Two College of Charleston students have taken their classroom lessons out into the real world, launching a non-profit to support new musicians.
Started by students Cody Dixon and Julian Harrell, S.O.U.L. (Sounds of Universal Love) Power Productions is essentially a record label without the for-profit mission. Its primary goal is to enable new artists in their careers by producing their music and connecting them with other musicians and venues in the Charleston area.
Dixon, an arts management major, founded Soul Power after he and Harrell took a grant writing class with arts management program director and associate professor Karen Chandler. Chandler’s class combines theory and practice, encouraging students to visualize how arts and cultural institutions operate and function. Her emphasis on creative sustainability in funding the arts opened Dixon’s eyes to how often resources go unused. He noticed the assets available in the Charleston area, and, equipped with knowledge from Chandler’s class, decided to put those resources to work.
“To actually start an arts nonprofit has operationalized and made really real what Cody and Julian are learning,” says Chandler. “This is what teaching and learning is all about.”
Not long after starting Soul Power, Dixon recruited Harrell, who majors in marketing with an arts management minor. Harrell says his experiences at the College allowed him to use what he learned in his business classes to support and expand his hobby as a musician. He says that one of Soul Power’s missions is to educate artists about making a living doing what they love, with the stipulation that the artists need to put some effort into the process.
“You have to have some sort of drive and ambition to even approach us,” Harrell says. “We want you to be proactive and engaged.”
A good example of a motivated, burgeoning artist is Tynishia Brown, an English major at the College who worked with Soul Power to release her album Experience EP in 2017.
Soul Power also features a secondary outreach effort called “Building Blocks,” which strives to increase music education opportunities for youths from low-income areas and schools that lack adequate arts funding. Along with creating rehearsal spaces and after-school programs, Dixon plans to host music-writing workshops to bring young musicians out into nature to work on their craft.
“We can take them out to where they don’t have cellphone service or Wi-Fi,” Dixon says. “Just nature and bare necessities, and creation and music and art.”

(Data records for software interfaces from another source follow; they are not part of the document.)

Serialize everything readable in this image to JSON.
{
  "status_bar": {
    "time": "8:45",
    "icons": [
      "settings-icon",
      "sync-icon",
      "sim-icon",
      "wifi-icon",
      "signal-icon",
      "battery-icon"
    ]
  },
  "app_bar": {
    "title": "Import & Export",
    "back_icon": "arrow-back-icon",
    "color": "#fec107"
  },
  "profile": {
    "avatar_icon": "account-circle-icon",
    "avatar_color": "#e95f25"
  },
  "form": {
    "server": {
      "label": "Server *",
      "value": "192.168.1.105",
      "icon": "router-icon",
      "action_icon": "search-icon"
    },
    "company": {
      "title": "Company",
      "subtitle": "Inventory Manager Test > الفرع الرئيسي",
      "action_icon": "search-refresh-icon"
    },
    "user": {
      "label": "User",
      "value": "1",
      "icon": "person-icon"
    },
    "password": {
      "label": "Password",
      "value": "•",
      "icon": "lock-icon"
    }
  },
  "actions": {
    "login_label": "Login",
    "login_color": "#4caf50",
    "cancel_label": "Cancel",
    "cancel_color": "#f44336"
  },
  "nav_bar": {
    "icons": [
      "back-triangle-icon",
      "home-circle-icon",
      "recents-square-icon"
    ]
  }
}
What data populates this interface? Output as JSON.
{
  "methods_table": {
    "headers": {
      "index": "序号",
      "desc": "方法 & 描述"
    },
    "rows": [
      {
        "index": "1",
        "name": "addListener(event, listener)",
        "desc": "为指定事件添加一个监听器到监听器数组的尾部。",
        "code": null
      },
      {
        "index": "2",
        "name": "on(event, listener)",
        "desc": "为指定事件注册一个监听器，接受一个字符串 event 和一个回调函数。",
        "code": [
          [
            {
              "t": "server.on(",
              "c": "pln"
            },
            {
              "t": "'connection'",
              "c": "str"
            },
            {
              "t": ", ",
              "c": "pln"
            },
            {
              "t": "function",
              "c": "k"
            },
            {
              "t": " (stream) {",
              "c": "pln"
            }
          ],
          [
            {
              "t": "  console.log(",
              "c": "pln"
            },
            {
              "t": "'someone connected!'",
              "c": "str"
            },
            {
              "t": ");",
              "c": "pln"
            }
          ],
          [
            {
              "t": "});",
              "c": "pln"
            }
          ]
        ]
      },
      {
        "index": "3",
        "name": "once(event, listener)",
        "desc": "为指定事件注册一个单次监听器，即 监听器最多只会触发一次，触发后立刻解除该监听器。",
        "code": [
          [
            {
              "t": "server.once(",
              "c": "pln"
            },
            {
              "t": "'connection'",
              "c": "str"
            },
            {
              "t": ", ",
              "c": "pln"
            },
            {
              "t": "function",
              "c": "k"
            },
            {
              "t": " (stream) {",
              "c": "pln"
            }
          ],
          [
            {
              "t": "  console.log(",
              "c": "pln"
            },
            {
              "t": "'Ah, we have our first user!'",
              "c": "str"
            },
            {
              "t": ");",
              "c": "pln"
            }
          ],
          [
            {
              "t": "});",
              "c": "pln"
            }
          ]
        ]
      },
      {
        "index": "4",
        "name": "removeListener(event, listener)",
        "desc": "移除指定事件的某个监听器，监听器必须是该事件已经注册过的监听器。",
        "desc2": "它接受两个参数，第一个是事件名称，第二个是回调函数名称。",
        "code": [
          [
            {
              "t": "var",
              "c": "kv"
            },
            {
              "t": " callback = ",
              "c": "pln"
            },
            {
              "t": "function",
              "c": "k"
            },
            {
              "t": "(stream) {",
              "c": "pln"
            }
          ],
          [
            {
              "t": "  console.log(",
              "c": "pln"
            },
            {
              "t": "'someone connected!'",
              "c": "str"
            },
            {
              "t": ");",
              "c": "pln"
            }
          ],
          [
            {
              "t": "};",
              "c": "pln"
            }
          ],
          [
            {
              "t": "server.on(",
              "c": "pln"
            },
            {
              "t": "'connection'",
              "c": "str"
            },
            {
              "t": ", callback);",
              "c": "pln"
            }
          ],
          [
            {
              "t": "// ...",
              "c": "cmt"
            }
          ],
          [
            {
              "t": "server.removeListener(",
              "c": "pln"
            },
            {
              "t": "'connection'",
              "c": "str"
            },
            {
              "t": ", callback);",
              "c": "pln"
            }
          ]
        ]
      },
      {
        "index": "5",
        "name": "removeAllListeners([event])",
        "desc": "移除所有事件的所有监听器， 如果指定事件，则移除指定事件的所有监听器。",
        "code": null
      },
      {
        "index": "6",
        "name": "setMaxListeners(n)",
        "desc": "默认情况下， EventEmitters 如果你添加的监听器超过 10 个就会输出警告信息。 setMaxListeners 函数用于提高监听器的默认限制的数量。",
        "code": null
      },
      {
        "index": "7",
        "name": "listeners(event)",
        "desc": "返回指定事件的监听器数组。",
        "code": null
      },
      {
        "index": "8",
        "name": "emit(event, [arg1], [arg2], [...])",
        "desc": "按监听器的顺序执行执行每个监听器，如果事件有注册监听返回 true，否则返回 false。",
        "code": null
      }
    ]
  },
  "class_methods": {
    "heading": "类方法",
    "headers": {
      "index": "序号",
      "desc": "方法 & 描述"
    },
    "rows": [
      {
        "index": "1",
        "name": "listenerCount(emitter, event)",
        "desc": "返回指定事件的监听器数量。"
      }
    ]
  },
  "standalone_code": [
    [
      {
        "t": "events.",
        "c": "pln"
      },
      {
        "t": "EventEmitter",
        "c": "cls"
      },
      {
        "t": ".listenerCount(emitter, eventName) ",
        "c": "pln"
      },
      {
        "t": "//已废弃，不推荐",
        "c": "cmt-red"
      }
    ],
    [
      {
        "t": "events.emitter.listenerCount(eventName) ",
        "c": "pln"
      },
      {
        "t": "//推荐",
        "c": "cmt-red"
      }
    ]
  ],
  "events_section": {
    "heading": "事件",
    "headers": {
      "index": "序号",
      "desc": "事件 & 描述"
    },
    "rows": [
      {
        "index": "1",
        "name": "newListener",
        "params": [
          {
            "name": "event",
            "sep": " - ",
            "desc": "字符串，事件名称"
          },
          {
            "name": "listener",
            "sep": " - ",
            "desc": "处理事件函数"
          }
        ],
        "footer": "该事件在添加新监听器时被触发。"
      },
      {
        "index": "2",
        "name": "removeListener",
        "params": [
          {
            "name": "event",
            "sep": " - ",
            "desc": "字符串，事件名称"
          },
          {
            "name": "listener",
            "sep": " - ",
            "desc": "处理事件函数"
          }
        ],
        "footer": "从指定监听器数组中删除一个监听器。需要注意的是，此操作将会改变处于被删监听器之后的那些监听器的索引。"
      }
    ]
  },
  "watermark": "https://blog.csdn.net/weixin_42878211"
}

Although Soul Power is located in Charleston, the first Building Blocks project will take place in Dakar, Senegal. This month, Dixon is traveling to Senegal to teach and record a children’s choir at the IQRA Bilingual Academy. While there, he will build a studio space for the school and fill it with sound equipment purchased through Soul Power’s fundraising efforts. Dixon is looking forward to the experience.
“The kids have a really raw talent of singing but they have no musical training or musical theory — stuff I’ve learned at the College that I can relay to them,” Dixon says.
Dixon and Harrell are currently focused on raising additional funds to further their project through a GoFundMe campaign. So far they have raised $3,500 toward their $10,000 goal. Dixon’s travel fees and living expenses for his upcoming trip are covered. All that remains is the money necessary for purchasing more equipment, instruments and curriculum for the students at the academy. Funding comes mostly from individual donations through Soul Power’s website as well as purchases from its “merch table,” which is stocked with T-shirts and albums donated by local bands and businesses such as Vinyl Countdown and Eastside Soulfood. Not only does the table accrue money, but it also promotes partnerships with grassroots artists as part of Soul Power’s mission.
Dixon says his background as both a musician and sound engineer aided him tremendously in starting the organization. Before arriving at the College, he had interned with Awendaw Green, a local venue that hosts concerts as well as music workshops called Swamp Sessions. The connections he made during his internship have grown stronger during his time at the College.
“College of Charleston was a good catalyst for a lot of the stuff I was already trying to do, like the connections and the souls and the people that are here trying to inspire and create,” Dixon says.
While Soul Power is still in its infancy, Dixon and Harrell, propelled by the generosity and encouragement of others, are confident that the non-profit will grow to become a strong advocate for local artists of all ages.
“That’s the purpose of a non-profit,” says Harrell. “It’s not for the people who’ve designed it and are helping to sustain it — it’s for the people who it’s aimed to help.”
Feature photo by Reese Moore.